A neat looking church

Sugar cane

Multimodal where you pay your toll for the Cuota highways


Villas Tepetepan and RV Park in Lake Catemaco

All services including Wifi, pool, book exchange, close to groceries, Malecon and downtown

GPS Location: 18.41889  N   95.12139  W   1,200 ft



This park is right along the river

Gizmo checking out the banana tree

The park has bungalows they rent monthly for approx $361, not including power


Quoted from Wkipedia:

Catemaco is a municipality and city in the southeast of Mexican state of Veracruz, in the Sierra de Los Tuxtlas volcanic mountain range, along the Gulf of Mexico. In the 2005 INEGI Census, the municipality reported a total population of 46,702, of whom 22,965 lived in the municipal seat.[1] Ethnic composition is primarily of mestizo origin. Indigenous language speakers number fewer than 500.

The municipality of Catemaco covers a total surface area of 710.67 km² along the Gulf of Mexico between the foothills of Volcano San Martín Tuxtla and the Sierra Santa Marta, and incorporate Laguna Catemaco and Laguna Sontecomapan plus a large part of the Los Tuxtlas Biosphere Reserve. Catemaco borders the municipalities of San Andrés Tuxtla to the west, Hueyapan de Ocampo and Soteapan to the south and Tatahuicapan de Juárez and Mecayapan to the east.

Economically Catemaco depends on a mix of tourism, cattle ranching, fishery and agriculture. Statistically the municipality ranks as one of the poorer ones in Veracruz.

The city of Catemaco nestles against Lake Catemaco at 340 meters (1,115 feet) altitude and is surrounded by numerous taller volcanic peaks. To the north, Laguna Sontecomapan occupies a large flood plain and joins the gulf at La Barra de Sontecomapan, Catemaco's most accessible beach.

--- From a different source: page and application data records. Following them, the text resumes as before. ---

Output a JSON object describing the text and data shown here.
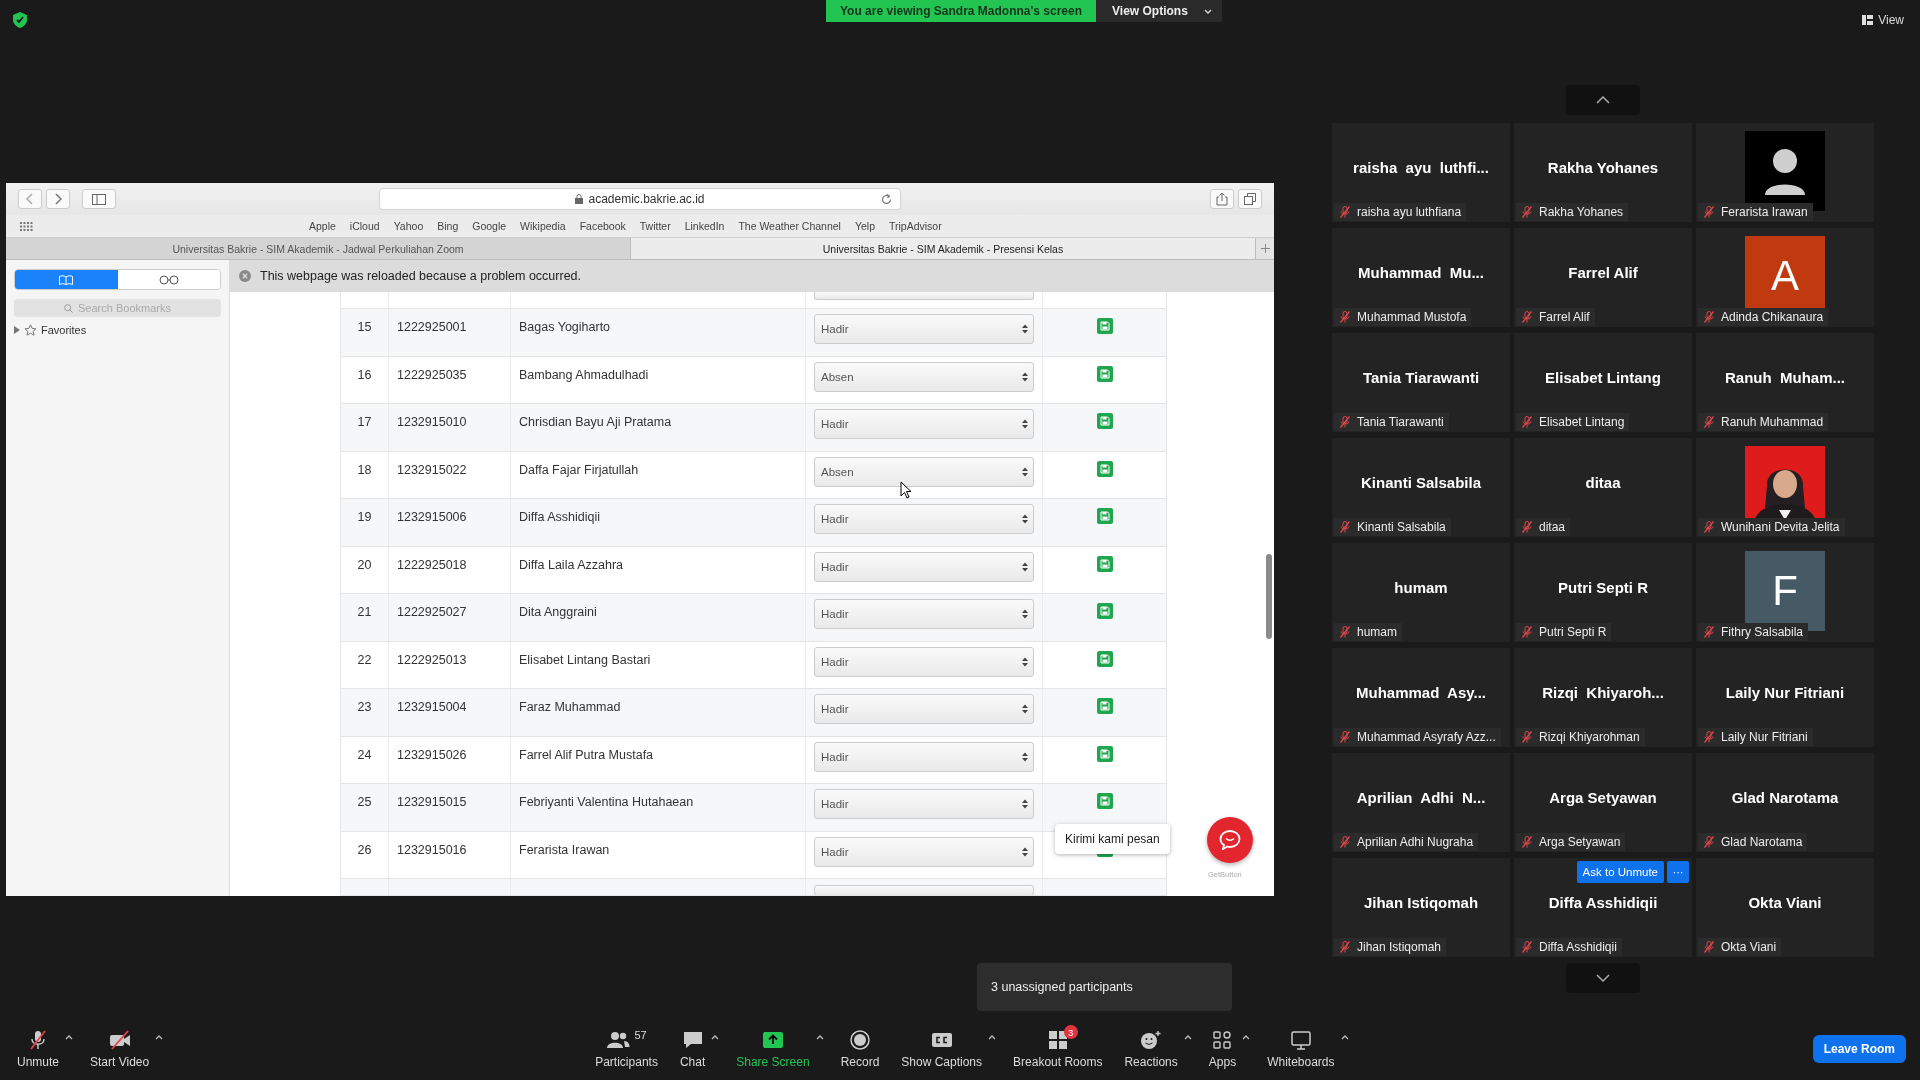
{
  "banner": {
    "text": "You are viewing Sandra Madonna's screen",
    "options": "View Options",
    "view": "View"
  },
  "browser": {
    "address": "academic.bakrie.ac.id",
    "bookmarks": [
      "Apple",
      "iCloud",
      "Yahoo",
      "Bing",
      "Google",
      "Wikipedia",
      "Facebook",
      "Twitter",
      "LinkedIn",
      "The Weather Channel",
      "Yelp",
      "TripAdvisor"
    ],
    "tabs": [
      {
        "label": "Universitas Bakrie - SIM Akademik - Jadwal Perkuliahan Zoom",
        "selected": false
      },
      {
        "label": "Universitas Bakrie - SIM Akademik - Presensi Kelas",
        "selected": true
      }
    ],
    "sidebar": {
      "segments": [
        {
          "kind": "bookmarks",
          "selected": true
        },
        {
          "kind": "reading",
          "selected": false
        }
      ],
      "search": {
        "placeholder": "Search Bookmarks"
      },
      "tree": [
        {
          "label": "Favorites",
          "expanded": false
        }
      ]
    },
    "notice": "This webpage was reloaded because a problem occurred.",
    "table": {
      "rows": [
        {
          "number": "15",
          "id": "1222925001",
          "name": "Bagas Yogiharto",
          "status": "Hadir"
        },
        {
          "number": "16",
          "id": "1222925035",
          "name": "Bambang Ahmadulhadi",
          "status": "Absen"
        },
        {
          "number": "17",
          "id": "1232915010",
          "name": "Chrisdian Bayu Aji Pratama",
          "status": "Hadir"
        },
        {
          "number": "18",
          "id": "1232915022",
          "name": "Daffa Fajar Firjatullah",
          "status": "Absen"
        },
        {
          "number": "19",
          "id": "1232915006",
          "name": "Diffa Asshidiqii",
          "status": "Hadir"
        },
        {
          "number": "20",
          "id": "1222925018",
          "name": "Diffa Laila Azzahra",
          "status": "Hadir"
        },
        {
          "number": "21",
          "id": "1222925027",
          "name": "Dita Anggraini",
          "status": "Hadir"
        },
        {
          "number": "22",
          "id": "1222925013",
          "name": "Elisabet Lintang Bastari",
          "status": "Hadir"
        },
        {
          "number": "23",
          "id": "1232915004",
          "name": "Faraz Muhammad",
          "status": "Hadir"
        },
        {
          "number": "24",
          "id": "1232915026",
          "name": "Farrel Alif Putra Mustafa",
          "status": "Hadir"
        },
        {
          "number": "25",
          "id": "1232915015",
          "name": "Febriyanti Valentina Hutahaean",
          "status": "Hadir"
        },
        {
          "number": "26",
          "id": "1232915016",
          "name": "Ferarista Irawan",
          "status": "Hadir"
        }
      ]
    },
    "chat_widget": {
      "bubble": "Kirimi kami pesan",
      "brand": "GetButton"
    }
  },
  "tiles": [
    {
      "kind": "name",
      "display": "raisha  ayu  luthfi...",
      "label": "raisha ayu luthfiana",
      "muted": true
    },
    {
      "kind": "name",
      "display": "Rakha Yohanes",
      "label": "Rakha Yohanes",
      "muted": true
    },
    {
      "kind": "silhouette",
      "label": "Ferarista Irawan",
      "muted": true
    },
    {
      "kind": "name",
      "display": "Muhammad  Mu...",
      "label": "Muhammad Mustofa",
      "muted": true
    },
    {
      "kind": "name",
      "display": "Farrel Alif",
      "label": "Farrel Alif",
      "muted": true
    },
    {
      "kind": "letter",
      "letter": "A",
      "color": "#c1390e",
      "label": "Adinda Chikanaura",
      "muted": true
    },
    {
      "kind": "name",
      "display": "Tania Tiarawanti",
      "label": "Tania Tiarawanti",
      "muted": true
    },
    {
      "kind": "name",
      "display": "Elisabet Lintang",
      "label": "Elisabet Lintang",
      "muted": true
    },
    {
      "kind": "name",
      "display": "Ranuh  Muham...",
      "label": "Ranuh Muhammad",
      "muted": true
    },
    {
      "kind": "name",
      "display": "Kinanti Salsabila",
      "label": "Kinanti Salsabila",
      "muted": true
    },
    {
      "kind": "name",
      "display": "ditaa",
      "label": "ditaa",
      "muted": true
    },
    {
      "kind": "picture",
      "label": "Wunihani Devita Jelita",
      "muted": true
    },
    {
      "kind": "name",
      "display": "humam",
      "label": "humam",
      "muted": true
    },
    {
      "kind": "name",
      "display": "Putri Septi R",
      "label": "Putri Septi R",
      "muted": true
    },
    {
      "kind": "letter",
      "letter": "F",
      "color": "#455a64",
      "label": "Fithry Salsabila",
      "muted": true
    },
    {
      "kind": "name",
      "display": "Muhammad  Asy...",
      "label": "Muhammad Asyrafy Azz...",
      "muted": true
    },
    {
      "kind": "name",
      "display": "Rizqi  Khiyaroh...",
      "label": "Rizqi Khiyarohman",
      "muted": true
    },
    {
      "kind": "name",
      "display": "Laily Nur Fitriani",
      "label": "Laily Nur Fitriani",
      "muted": true
    },
    {
      "kind": "name",
      "display": "Aprilian  Adhi  N...",
      "label": "Aprilian Adhi Nugraha",
      "muted": true
    },
    {
      "kind": "name",
      "display": "Arga Setyawan",
      "label": "Arga Setyawan",
      "muted": true
    },
    {
      "kind": "name",
      "display": "Glad Narotama",
      "label": "Glad Narotama",
      "muted": true
    },
    {
      "kind": "name",
      "display": "Jihan Istiqomah",
      "label": "Jihan Istiqomah",
      "muted": true
    },
    {
      "kind": "name",
      "display": "Diffa Asshidiqii",
      "label": "Diffa Asshidiqii",
      "muted": true,
      "hovered": true
    },
    {
      "kind": "name",
      "display": "Okta Viani",
      "label": "Okta Viani",
      "muted": true
    }
  ],
  "tile_hover_actions": {
    "ask": "Ask to Unmute",
    "more": "···"
  },
  "popup": "3 unassigned participants",
  "toolbar": [
    {
      "kind": "mic",
      "label": "Unmute",
      "caret": true
    },
    {
      "kind": "video",
      "label": "Start Video",
      "caret": true
    },
    {
      "kind": "participants",
      "label": "Participants",
      "count": "57",
      "caret": false
    },
    {
      "kind": "chat",
      "label": "Chat",
      "caret": true
    },
    {
      "kind": "share",
      "label": "Share Screen",
      "caret": true
    },
    {
      "kind": "record",
      "label": "Record",
      "caret": false
    },
    {
      "kind": "captions",
      "label": "Show Captions",
      "caret": true
    },
    {
      "kind": "breakout",
      "label": "Breakout Rooms",
      "badge": "3",
      "caret": false
    },
    {
      "kind": "reactions",
      "label": "Reactions",
      "caret": true
    },
    {
      "kind": "apps",
      "label": "Apps",
      "caret": true
    },
    {
      "kind": "whiteboard",
      "label": "Whiteboards",
      "caret": true
    }
  ],
  "leave": "Leave Room"
}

One of the featured attractions of the town are the "Monkey Islands", populated by abandoned research monkeys originally imported from Thailand. Almost 100 boats compete to ferry tourists out to see these Macaque monkeys imported to the islands in the 1970's.



Main Square

Lunch at a nice restaurant on the lake

John had grilled Mojarro ( Black Bass)

I had a shrimp torta

This a 23 year old crocodile that is in a pen at the restaurant. he was rescued when he was a baby and could not be re-released into the wild so the owner keeps him here. He is well cared for and fed chickens (raw)


John and I decided to take a tour of Lake Catemaco and hired a guide for a 2 hr trip. Cost was 450 pesos and 50 pesos for a tip

You can see on the next two photos prices and what was included in the tour. Our guide was Juan

This is where the Virgin Mary appeared to a local fisherman on several occasions

A tree with hanging roots

Fisherman throwing his net

Isla De Las Garzas

The tour stopped at this island and we got off to explore an eco reserve

Cost was 50 pesos each and we had out own personal eco guide

This was a meeting place and used as a calendar

This is where lava rocks were heated up and then used in what we would call a sauna

This is the sauna

Spring waters and special mud taken from this spot

We were taken to this dwelling and for a tip they asked if you wanted a mud facial. Of course the whole tour was in Spanish and John failed to tell me that I would be walking around with this mud on my face for the remainder of the tour ( approx 15 min)

So I went for the facial. John put 11 pesos in the tip jar ( equals approx $1/CAN)

John and I are having a drink of the water out of banana leaves made into cups. The water tastes like it is carbonated tonic water. Very good!

Notice John can barely contain his laughter at having me in the mud mask!!!!!!!!!!!!!

I obviously look sexy in mud!!!

An outdoor auditorium

Lizards are bred here and released into the wild. It is a way to keep the species from becoming extinct

Macaque monkeys brought over from Thailand for experiments were later released when no longer required. there are 20 currently living on this island. There are bananas and fruit dropped off to them and they are medically checked weekly by the gov't. They are well looked after and of course their population is controlled when necessary.

They have adapted well to the island. they are known to swim under water to gather fish to eat unlike their counterparts in Thailand who stick to the forest.


On to Chichen Itza to see the Pyramids tomorrow


Design by Angela 2008

Email: radar231@hotmail.com